### [Task goal]
In the data below, count how many lines contain "title" and give that number by itself.

### [Element data from apps and pages]
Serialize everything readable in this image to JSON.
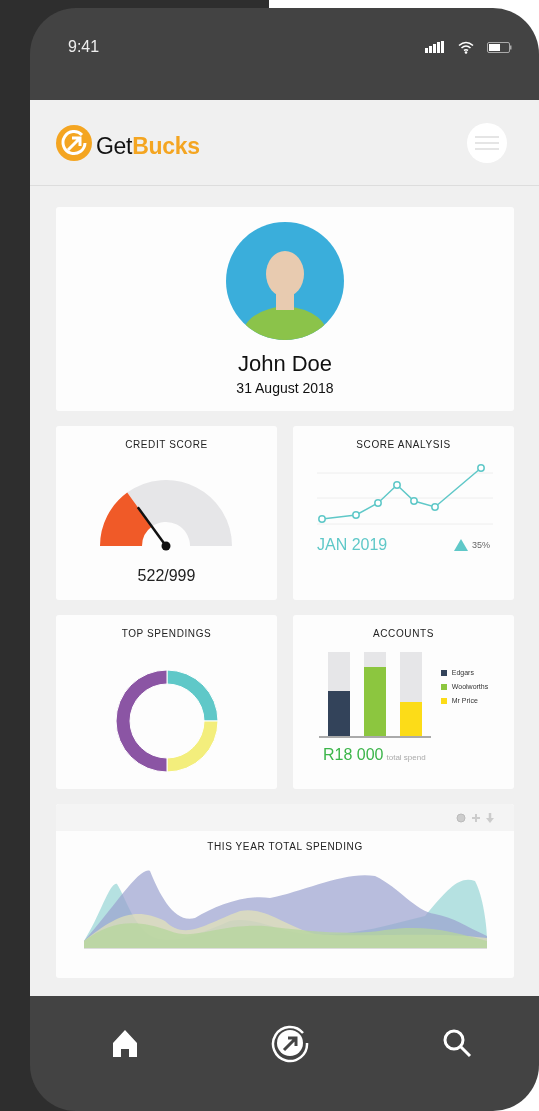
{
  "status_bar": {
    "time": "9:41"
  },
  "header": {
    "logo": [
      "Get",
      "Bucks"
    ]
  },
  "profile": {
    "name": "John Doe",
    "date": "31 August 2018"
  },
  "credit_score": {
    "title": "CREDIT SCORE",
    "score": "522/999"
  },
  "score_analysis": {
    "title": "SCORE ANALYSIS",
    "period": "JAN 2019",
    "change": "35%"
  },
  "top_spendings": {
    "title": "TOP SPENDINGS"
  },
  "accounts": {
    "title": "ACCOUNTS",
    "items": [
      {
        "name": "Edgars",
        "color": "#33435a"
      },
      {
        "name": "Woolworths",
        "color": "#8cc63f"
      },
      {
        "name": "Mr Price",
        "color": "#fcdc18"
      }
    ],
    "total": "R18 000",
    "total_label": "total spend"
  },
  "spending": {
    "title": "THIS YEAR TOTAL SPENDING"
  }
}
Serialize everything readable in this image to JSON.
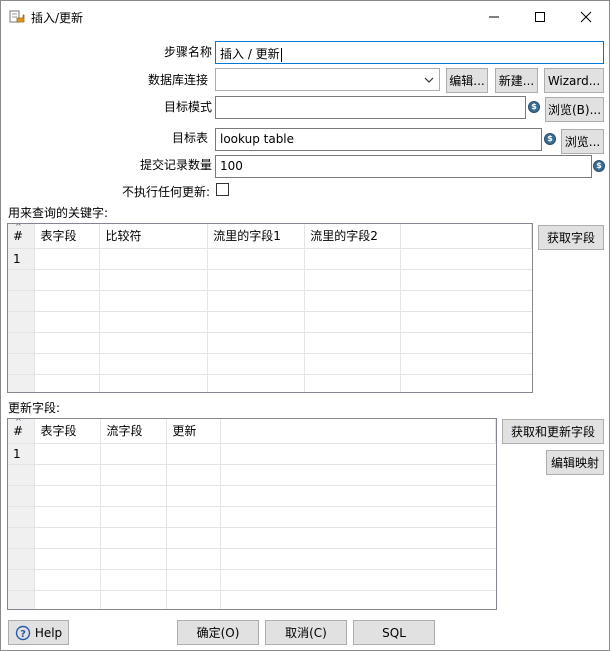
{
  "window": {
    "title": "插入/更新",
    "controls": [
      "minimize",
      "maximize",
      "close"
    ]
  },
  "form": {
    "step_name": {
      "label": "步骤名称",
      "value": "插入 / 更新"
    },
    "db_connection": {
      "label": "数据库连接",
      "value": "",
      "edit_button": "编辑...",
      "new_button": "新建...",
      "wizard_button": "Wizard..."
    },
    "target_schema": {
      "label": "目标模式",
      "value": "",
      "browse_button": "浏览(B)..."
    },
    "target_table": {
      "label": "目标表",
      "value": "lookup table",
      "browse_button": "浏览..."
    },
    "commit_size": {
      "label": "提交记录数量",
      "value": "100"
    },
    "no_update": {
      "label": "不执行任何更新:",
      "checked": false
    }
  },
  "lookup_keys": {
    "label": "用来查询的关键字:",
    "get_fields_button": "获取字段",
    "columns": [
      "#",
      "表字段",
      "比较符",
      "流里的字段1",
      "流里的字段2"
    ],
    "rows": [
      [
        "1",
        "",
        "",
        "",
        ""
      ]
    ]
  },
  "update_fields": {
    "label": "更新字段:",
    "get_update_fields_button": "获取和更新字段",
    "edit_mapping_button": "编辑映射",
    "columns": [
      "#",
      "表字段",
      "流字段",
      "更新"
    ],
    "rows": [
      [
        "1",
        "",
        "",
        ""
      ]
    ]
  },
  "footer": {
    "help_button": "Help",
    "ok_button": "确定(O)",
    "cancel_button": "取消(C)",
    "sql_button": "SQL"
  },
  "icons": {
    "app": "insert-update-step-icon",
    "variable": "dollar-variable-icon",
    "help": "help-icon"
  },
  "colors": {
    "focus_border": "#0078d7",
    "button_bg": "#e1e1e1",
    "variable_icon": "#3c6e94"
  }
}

### [Written solution]
6